Little is known about Adam Dollard (referred to as Daulac on his death certificate) except that he came to New France in 1658 under mysterious circumstances and had a military background in France.
Adam Dollard in the spring of 1660, assumed the leadership of an expedition to the Ottawa River. Along with 17 young French companions left Ville-Marie (Montreal) to deter an army of 800 Iroquois who were intent on invading Quebec and Montreal later that year to remove the French from their hunting grounds once and for all.
These young Frenchmen set up camp at the foot of the Long Sault (rapids) along the Ottawa River and were joined eventually by 40 Huron’s and 4 Algonquin’s who were sworn enemies of the Iroquois.
Scarcely had they had time to put an old abandon fort in shape when 300 Iroquois burst forth along the river. They were the advance-guard of the 800 Iroquois forming at the mouth of the Richelieu on the St. Lawrence.
Fighting ensued and the Iroquois were driven back several times with severe losses. At that point, they sent for the entire army of Iroquois to take this little fort. After five days of fighting, the Iroquois by overwhelming numbers managed to enter the fort and kill all the survivors but three. These unfortunate men were divided up and taken to the individual Iroquois villages to be tortured to death.
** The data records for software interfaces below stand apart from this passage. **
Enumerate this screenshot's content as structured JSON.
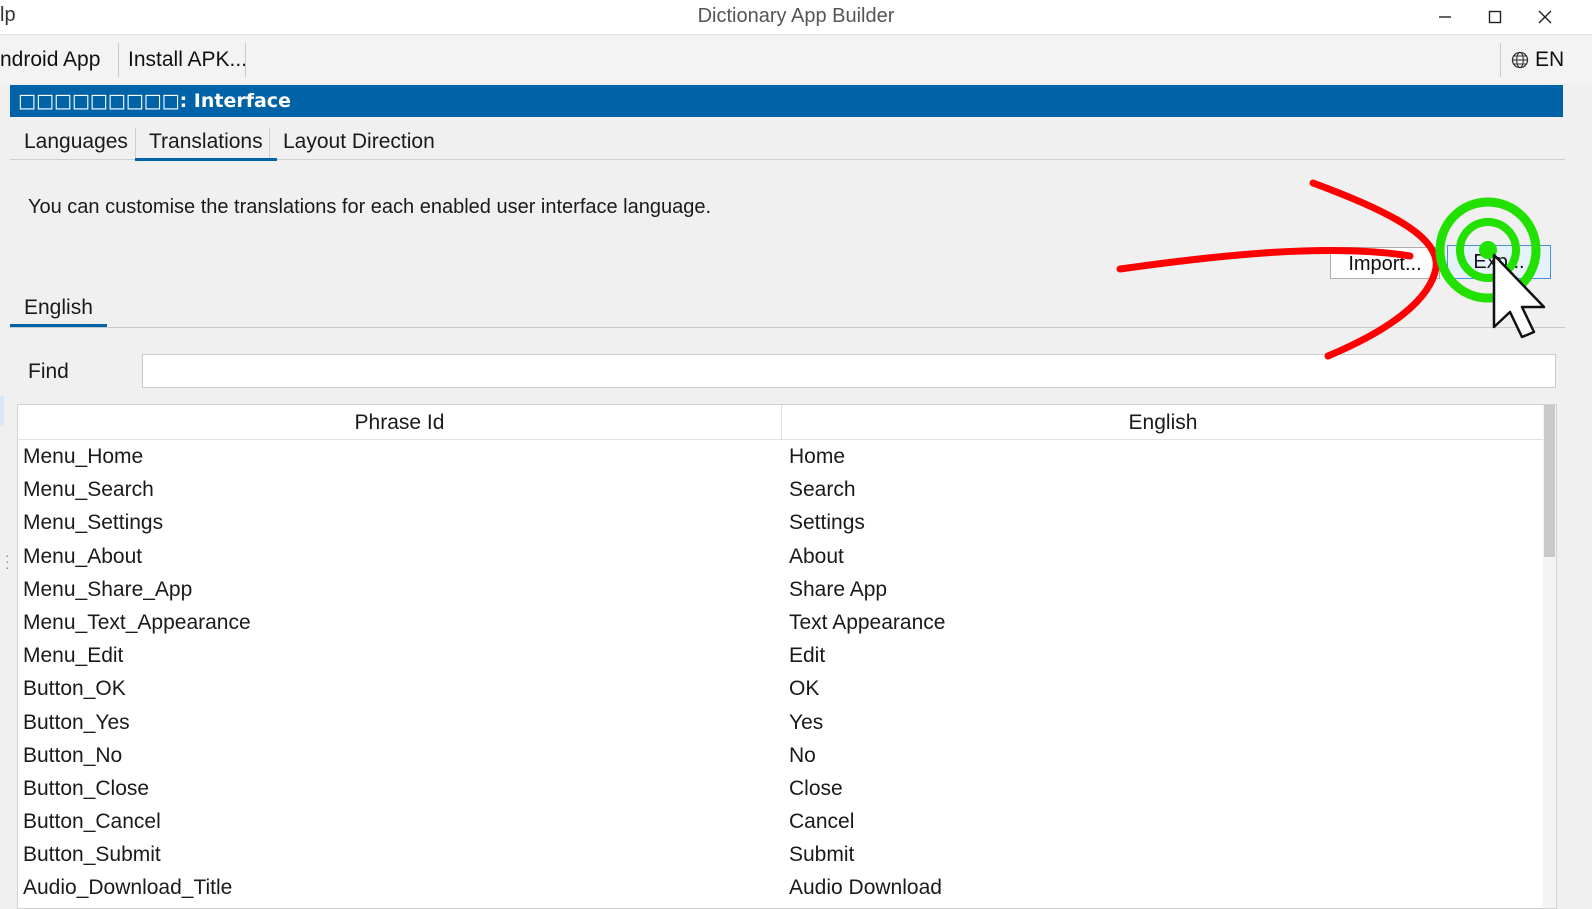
{
  "window": {
    "title": "Dictionary App Builder",
    "left_clipped_text": "lp",
    "minimize_glyph": "—",
    "maximize_glyph": "☐",
    "close_glyph": "✕"
  },
  "toolbar": {
    "build_label": "ndroid App",
    "install_label": "Install APK...",
    "language_icon": "globe-icon",
    "language_label": "EN"
  },
  "panel": {
    "header": "□□□□□□□□□: Interface"
  },
  "tabs": [
    {
      "label": "Languages"
    },
    {
      "label": "Translations",
      "active": true
    },
    {
      "label": "Layout Direction"
    }
  ],
  "translations": {
    "description": "You can customise the translations for each enabled user interface language.",
    "import_label": "Import...",
    "export_label": "Exp...",
    "language_tab": "English",
    "find_label": "Find",
    "find_value": ""
  },
  "table": {
    "columns": [
      "Phrase Id",
      "English"
    ],
    "rows": [
      [
        "Menu_Home",
        "Home"
      ],
      [
        "Menu_Search",
        "Search"
      ],
      [
        "Menu_Settings",
        "Settings"
      ],
      [
        "Menu_About",
        "About"
      ],
      [
        "Menu_Share_App",
        "Share App"
      ],
      [
        "Menu_Text_Appearance",
        "Text Appearance"
      ],
      [
        "Menu_Edit",
        "Edit"
      ],
      [
        "Button_OK",
        "OK"
      ],
      [
        "Button_Yes",
        "Yes"
      ],
      [
        "Button_No",
        "No"
      ],
      [
        "Button_Close",
        "Close"
      ],
      [
        "Button_Cancel",
        "Cancel"
      ],
      [
        "Button_Submit",
        "Submit"
      ],
      [
        "Audio_Download_Title",
        "Audio Download"
      ]
    ]
  },
  "colors": {
    "header_bg": "#0063a7",
    "annotation_arrow": "#ff0000",
    "click_highlight": "#22e000"
  }
}
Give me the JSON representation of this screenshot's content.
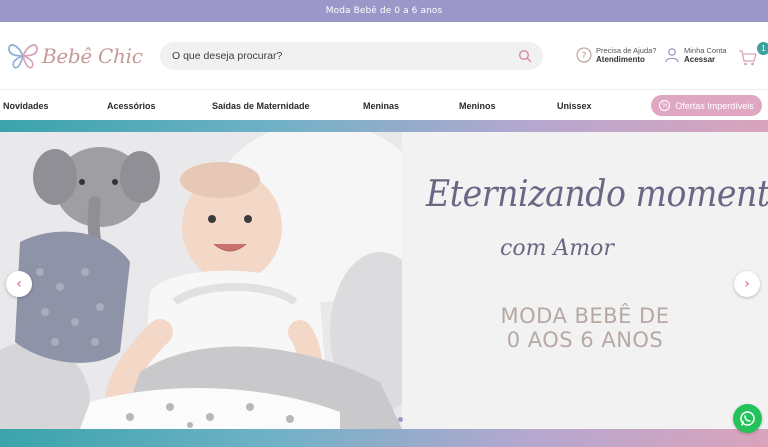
{
  "announcement": "Moda Bebê de 0 a 6 anos",
  "header": {
    "logo_text": "Bebê Chic",
    "search_placeholder": "O que deseja procurar?",
    "help_line1": "Precisa de Ajuda?",
    "help_line2": "Atendimento",
    "account_line1": "Minha Conta",
    "account_line2": "Acessar",
    "cart_count": "1"
  },
  "nav": {
    "items": [
      "Novidades",
      "Acessórios",
      "Saídas de Maternidade",
      "Meninas",
      "Meninos",
      "Unissex"
    ],
    "offers_label": "Ofertas Imperdíveis",
    "offers_icon": "%"
  },
  "hero": {
    "script_line1": "Eternizando momentos",
    "script_line2": "com Amor",
    "headline_line1": "MODA BEBÊ DE",
    "headline_line2": "0 AOS 6 ANOS",
    "prev_label": "‹",
    "next_label": "›"
  },
  "colors": {
    "announcement_bg": "#9b98c9",
    "accent_teal": "#3aa39d",
    "offers_pink": "#e0a7c3",
    "script_color": "#6b6683",
    "headline_color": "#b6a9a4",
    "whatsapp_green": "#25c15b"
  }
}
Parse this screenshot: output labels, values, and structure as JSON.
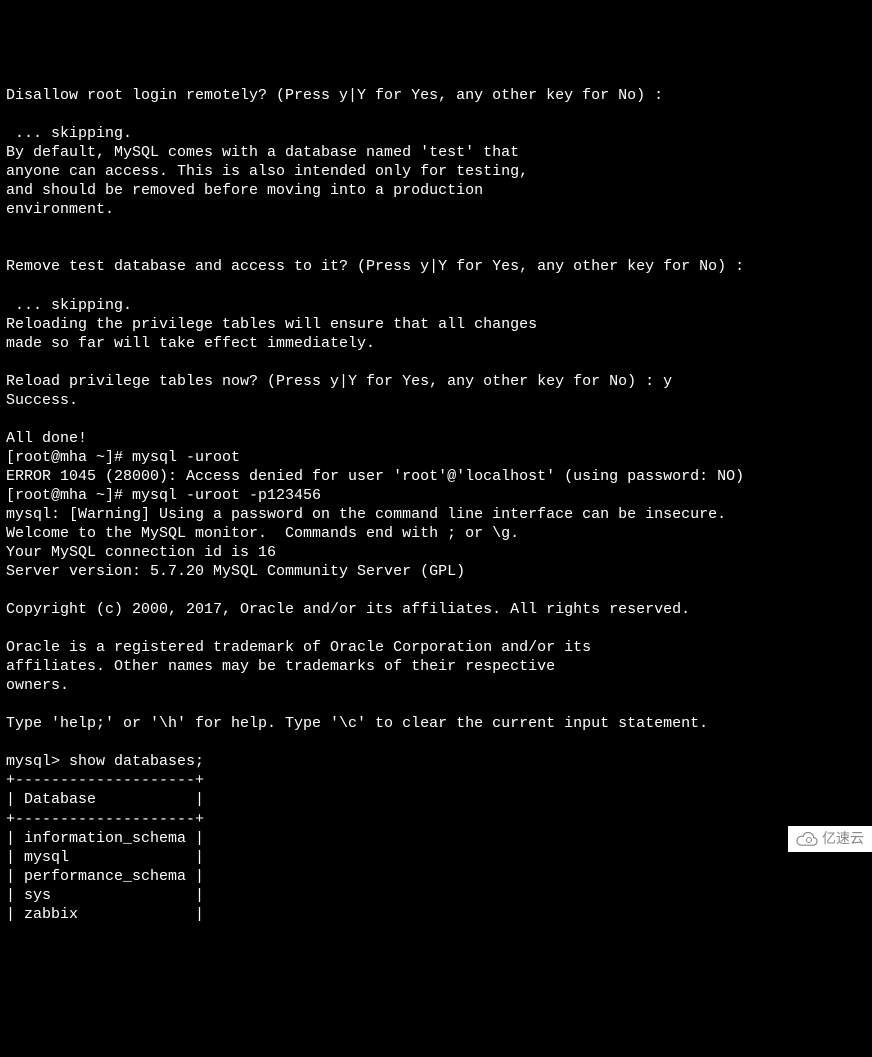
{
  "terminal": {
    "lines": [
      "Disallow root login remotely? (Press y|Y for Yes, any other key for No) :",
      "",
      " ... skipping.",
      "By default, MySQL comes with a database named 'test' that",
      "anyone can access. This is also intended only for testing,",
      "and should be removed before moving into a production",
      "environment.",
      "",
      "",
      "Remove test database and access to it? (Press y|Y for Yes, any other key for No) :",
      "",
      " ... skipping.",
      "Reloading the privilege tables will ensure that all changes",
      "made so far will take effect immediately.",
      "",
      "Reload privilege tables now? (Press y|Y for Yes, any other key for No) : y",
      "Success.",
      "",
      "All done!",
      "[root@mha ~]# mysql -uroot",
      "ERROR 1045 (28000): Access denied for user 'root'@'localhost' (using password: NO)",
      "[root@mha ~]# mysql -uroot -p123456",
      "mysql: [Warning] Using a password on the command line interface can be insecure.",
      "Welcome to the MySQL monitor.  Commands end with ; or \\g.",
      "Your MySQL connection id is 16",
      "Server version: 5.7.20 MySQL Community Server (GPL)",
      "",
      "Copyright (c) 2000, 2017, Oracle and/or its affiliates. All rights reserved.",
      "",
      "Oracle is a registered trademark of Oracle Corporation and/or its",
      "affiliates. Other names may be trademarks of their respective",
      "owners.",
      "",
      "Type 'help;' or '\\h' for help. Type '\\c' to clear the current input statement.",
      "",
      "mysql> show databases;",
      "+--------------------+",
      "| Database           |",
      "+--------------------+",
      "| information_schema |",
      "| mysql              |",
      "| performance_schema |",
      "| sys                |",
      "| zabbix             |"
    ]
  },
  "watermark": {
    "text": "亿速云"
  }
}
A third of the Iroquois army is said to have perished in this battle. The Iroquois were appalled by the fact that the defense was put up by only 17 Frenchmen since most of the Huron’s abandoned them, and so they withdrew to their own territory among the five Iroquois nations. The planned attack on Montreal and Quebec was postponed indefinitely.